NHL three-time Stanley Cup winner Malkin still hopes to play for Russia at 2018 GamesSport July 27, 15:33
Brazilian football team’s staff kick off Russian language practice ahead of 2018 World CupSport July 27, 14:48
Proposed legislation, introduced by deputies from Russia's Communist Party, Just Russia and the Liberal Democratic Party, would debar overseas individuals or companies from setting up their own media outlets in Russia and from owning more than 20% of any business in broadcasting or print media. Restrictions would apply equally to Russians who have dual citizenship and non-citizen residents.If passed, the bill will go into force on January 1, 2016 but stakeholders will have until February 1, 2017 to bring ownership into line with regulations.

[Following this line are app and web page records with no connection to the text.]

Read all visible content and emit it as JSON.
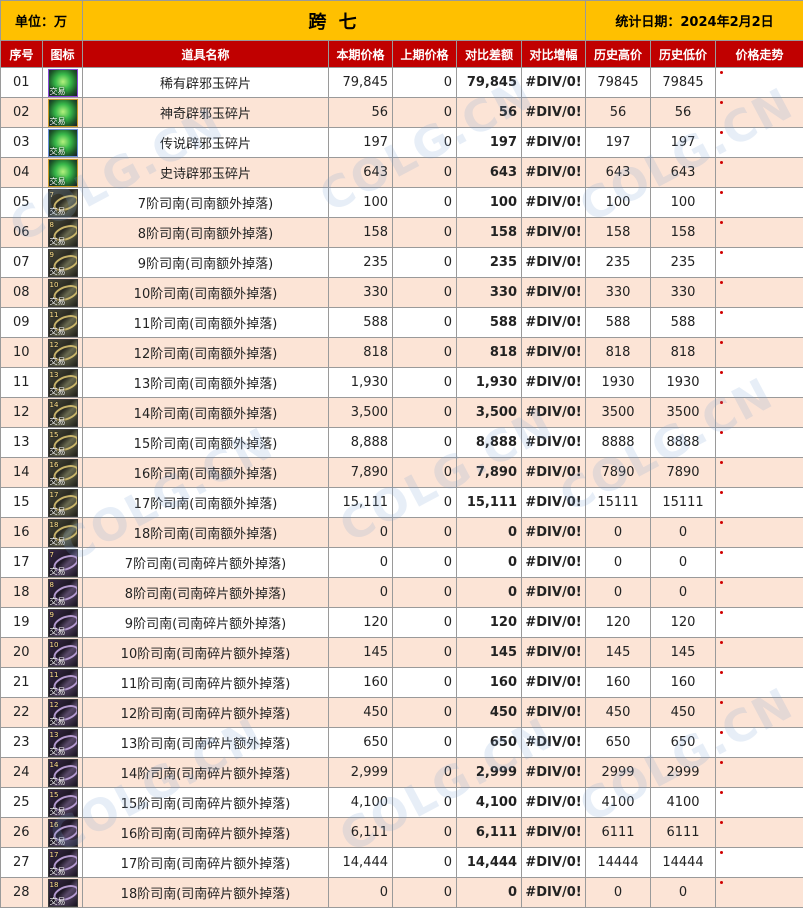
{
  "header": {
    "unit_label": "单位：万",
    "title": "跨 七",
    "date_label": "统计日期：2024年2月2日"
  },
  "columns": [
    "序号",
    "图标",
    "道具名称",
    "本期价格",
    "上期价格",
    "对比差额",
    "对比增幅",
    "历史高价",
    "历史低价",
    "价格走势"
  ],
  "watermark_text": "COLG.CN",
  "colors": {
    "header_bg": "#ffc000",
    "column_header_bg": "#c00000",
    "alt_row_bg": "#fce4d6",
    "emphasis_text": "#e00000"
  },
  "rows": [
    {
      "no": "01",
      "icon": "jade-fragment-icon",
      "icon_tag": "交易",
      "name": "稀有辟邪玉碎片",
      "current": "79,845",
      "previous": "0",
      "diff": "79,845",
      "pct": "#DIV/0!",
      "high": "79845",
      "low": "79845"
    },
    {
      "no": "02",
      "icon": "jade-fragment-icon",
      "icon_tag": "交易",
      "name": "神奇辟邪玉碎片",
      "current": "56",
      "previous": "0",
      "diff": "56",
      "pct": "#DIV/0!",
      "high": "56",
      "low": "56"
    },
    {
      "no": "03",
      "icon": "jade-fragment-icon",
      "icon_tag": "交易",
      "name": "传说辟邪玉碎片",
      "current": "197",
      "previous": "0",
      "diff": "197",
      "pct": "#DIV/0!",
      "high": "197",
      "low": "197"
    },
    {
      "no": "04",
      "icon": "jade-fragment-icon",
      "icon_tag": "交易",
      "name": "史诗辟邪玉碎片",
      "current": "643",
      "previous": "0",
      "diff": "643",
      "pct": "#DIV/0!",
      "high": "643",
      "low": "643"
    },
    {
      "no": "05",
      "icon": "sinan-compass-icon",
      "icon_tag": "交易",
      "icon_level": "7",
      "name": "7阶司南(司南额外掉落)",
      "current": "100",
      "previous": "0",
      "diff": "100",
      "pct": "#DIV/0!",
      "high": "100",
      "low": "100"
    },
    {
      "no": "06",
      "icon": "sinan-compass-icon",
      "icon_tag": "交易",
      "icon_level": "8",
      "name": "8阶司南(司南额外掉落)",
      "current": "158",
      "previous": "0",
      "diff": "158",
      "pct": "#DIV/0!",
      "high": "158",
      "low": "158"
    },
    {
      "no": "07",
      "icon": "sinan-compass-icon",
      "icon_tag": "交易",
      "icon_level": "9",
      "name": "9阶司南(司南额外掉落)",
      "current": "235",
      "previous": "0",
      "diff": "235",
      "pct": "#DIV/0!",
      "high": "235",
      "low": "235"
    },
    {
      "no": "08",
      "icon": "sinan-compass-icon",
      "icon_tag": "交易",
      "icon_level": "10",
      "name": "10阶司南(司南额外掉落)",
      "current": "330",
      "previous": "0",
      "diff": "330",
      "pct": "#DIV/0!",
      "high": "330",
      "low": "330"
    },
    {
      "no": "09",
      "icon": "sinan-compass-icon",
      "icon_tag": "交易",
      "icon_level": "11",
      "name": "11阶司南(司南额外掉落)",
      "current": "588",
      "previous": "0",
      "diff": "588",
      "pct": "#DIV/0!",
      "high": "588",
      "low": "588"
    },
    {
      "no": "10",
      "icon": "sinan-compass-icon",
      "icon_tag": "交易",
      "icon_level": "12",
      "name": "12阶司南(司南额外掉落)",
      "current": "818",
      "previous": "0",
      "diff": "818",
      "pct": "#DIV/0!",
      "high": "818",
      "low": "818"
    },
    {
      "no": "11",
      "icon": "sinan-compass-icon",
      "icon_tag": "交易",
      "icon_level": "13",
      "name": "13阶司南(司南额外掉落)",
      "current": "1,930",
      "previous": "0",
      "diff": "1,930",
      "pct": "#DIV/0!",
      "high": "1930",
      "low": "1930"
    },
    {
      "no": "12",
      "icon": "sinan-compass-icon",
      "icon_tag": "交易",
      "icon_level": "14",
      "name": "14阶司南(司南额外掉落)",
      "current": "3,500",
      "previous": "0",
      "diff": "3,500",
      "pct": "#DIV/0!",
      "high": "3500",
      "low": "3500"
    },
    {
      "no": "13",
      "icon": "sinan-compass-icon",
      "icon_tag": "交易",
      "icon_level": "15",
      "name": "15阶司南(司南额外掉落)",
      "current": "8,888",
      "previous": "0",
      "diff": "8,888",
      "pct": "#DIV/0!",
      "high": "8888",
      "low": "8888"
    },
    {
      "no": "14",
      "icon": "sinan-compass-icon",
      "icon_tag": "交易",
      "icon_level": "16",
      "name": "16阶司南(司南额外掉落)",
      "current": "7,890",
      "previous": "0",
      "diff": "7,890",
      "pct": "#DIV/0!",
      "high": "7890",
      "low": "7890"
    },
    {
      "no": "15",
      "icon": "sinan-compass-icon",
      "icon_tag": "交易",
      "icon_level": "17",
      "name": "17阶司南(司南额外掉落)",
      "current": "15,111",
      "previous": "0",
      "diff": "15,111",
      "pct": "#DIV/0!",
      "high": "15111",
      "low": "15111"
    },
    {
      "no": "16",
      "icon": "sinan-compass-icon",
      "icon_tag": "交易",
      "icon_level": "18",
      "name": "18阶司南(司南额外掉落)",
      "current": "0",
      "previous": "0",
      "diff": "0",
      "pct": "#DIV/0!",
      "high": "0",
      "low": "0"
    },
    {
      "no": "17",
      "icon": "sinan-fragment-icon",
      "icon_tag": "交易",
      "icon_level": "7",
      "name": "7阶司南(司南碎片额外掉落)",
      "current": "0",
      "previous": "0",
      "diff": "0",
      "pct": "#DIV/0!",
      "high": "0",
      "low": "0"
    },
    {
      "no": "18",
      "icon": "sinan-fragment-icon",
      "icon_tag": "交易",
      "icon_level": "8",
      "name": "8阶司南(司南碎片额外掉落)",
      "current": "0",
      "previous": "0",
      "diff": "0",
      "pct": "#DIV/0!",
      "high": "0",
      "low": "0"
    },
    {
      "no": "19",
      "icon": "sinan-fragment-icon",
      "icon_tag": "交易",
      "icon_level": "9",
      "name": "9阶司南(司南碎片额外掉落)",
      "current": "120",
      "previous": "0",
      "diff": "120",
      "pct": "#DIV/0!",
      "high": "120",
      "low": "120"
    },
    {
      "no": "20",
      "icon": "sinan-fragment-icon",
      "icon_tag": "交易",
      "icon_level": "10",
      "name": "10阶司南(司南碎片额外掉落)",
      "current": "145",
      "previous": "0",
      "diff": "145",
      "pct": "#DIV/0!",
      "high": "145",
      "low": "145"
    },
    {
      "no": "21",
      "icon": "sinan-fragment-icon",
      "icon_tag": "交易",
      "icon_level": "11",
      "name": "11阶司南(司南碎片额外掉落)",
      "current": "160",
      "previous": "0",
      "diff": "160",
      "pct": "#DIV/0!",
      "high": "160",
      "low": "160"
    },
    {
      "no": "22",
      "icon": "sinan-fragment-icon",
      "icon_tag": "交易",
      "icon_level": "12",
      "name": "12阶司南(司南碎片额外掉落)",
      "current": "450",
      "previous": "0",
      "diff": "450",
      "pct": "#DIV/0!",
      "high": "450",
      "low": "450"
    },
    {
      "no": "23",
      "icon": "sinan-fragment-icon",
      "icon_tag": "交易",
      "icon_level": "13",
      "name": "13阶司南(司南碎片额外掉落)",
      "current": "650",
      "previous": "0",
      "diff": "650",
      "pct": "#DIV/0!",
      "high": "650",
      "low": "650"
    },
    {
      "no": "24",
      "icon": "sinan-fragment-icon",
      "icon_tag": "交易",
      "icon_level": "14",
      "name": "14阶司南(司南碎片额外掉落)",
      "current": "2,999",
      "previous": "0",
      "diff": "2,999",
      "pct": "#DIV/0!",
      "high": "2999",
      "low": "2999"
    },
    {
      "no": "25",
      "icon": "sinan-fragment-icon",
      "icon_tag": "交易",
      "icon_level": "15",
      "name": "15阶司南(司南碎片额外掉落)",
      "current": "4,100",
      "previous": "0",
      "diff": "4,100",
      "pct": "#DIV/0!",
      "high": "4100",
      "low": "4100"
    },
    {
      "no": "26",
      "icon": "sinan-fragment-icon",
      "icon_tag": "交易",
      "icon_level": "16",
      "name": "16阶司南(司南碎片额外掉落)",
      "current": "6,111",
      "previous": "0",
      "diff": "6,111",
      "pct": "#DIV/0!",
      "high": "6111",
      "low": "6111"
    },
    {
      "no": "27",
      "icon": "sinan-fragment-icon",
      "icon_tag": "交易",
      "icon_level": "17",
      "name": "17阶司南(司南碎片额外掉落)",
      "current": "14,444",
      "previous": "0",
      "diff": "14,444",
      "pct": "#DIV/0!",
      "high": "14444",
      "low": "14444"
    },
    {
      "no": "28",
      "icon": "sinan-fragment-icon",
      "icon_tag": "交易",
      "icon_level": "18",
      "name": "18阶司南(司南碎片额外掉落)",
      "current": "0",
      "previous": "0",
      "diff": "0",
      "pct": "#DIV/0!",
      "high": "0",
      "low": "0"
    }
  ]
}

To become law, the bill must be passed in three readings in the lower house of parliament before being approved by parliament's upper house and signed into law by President Vladimir Putin. The bill goes before Duma deputies on September 23.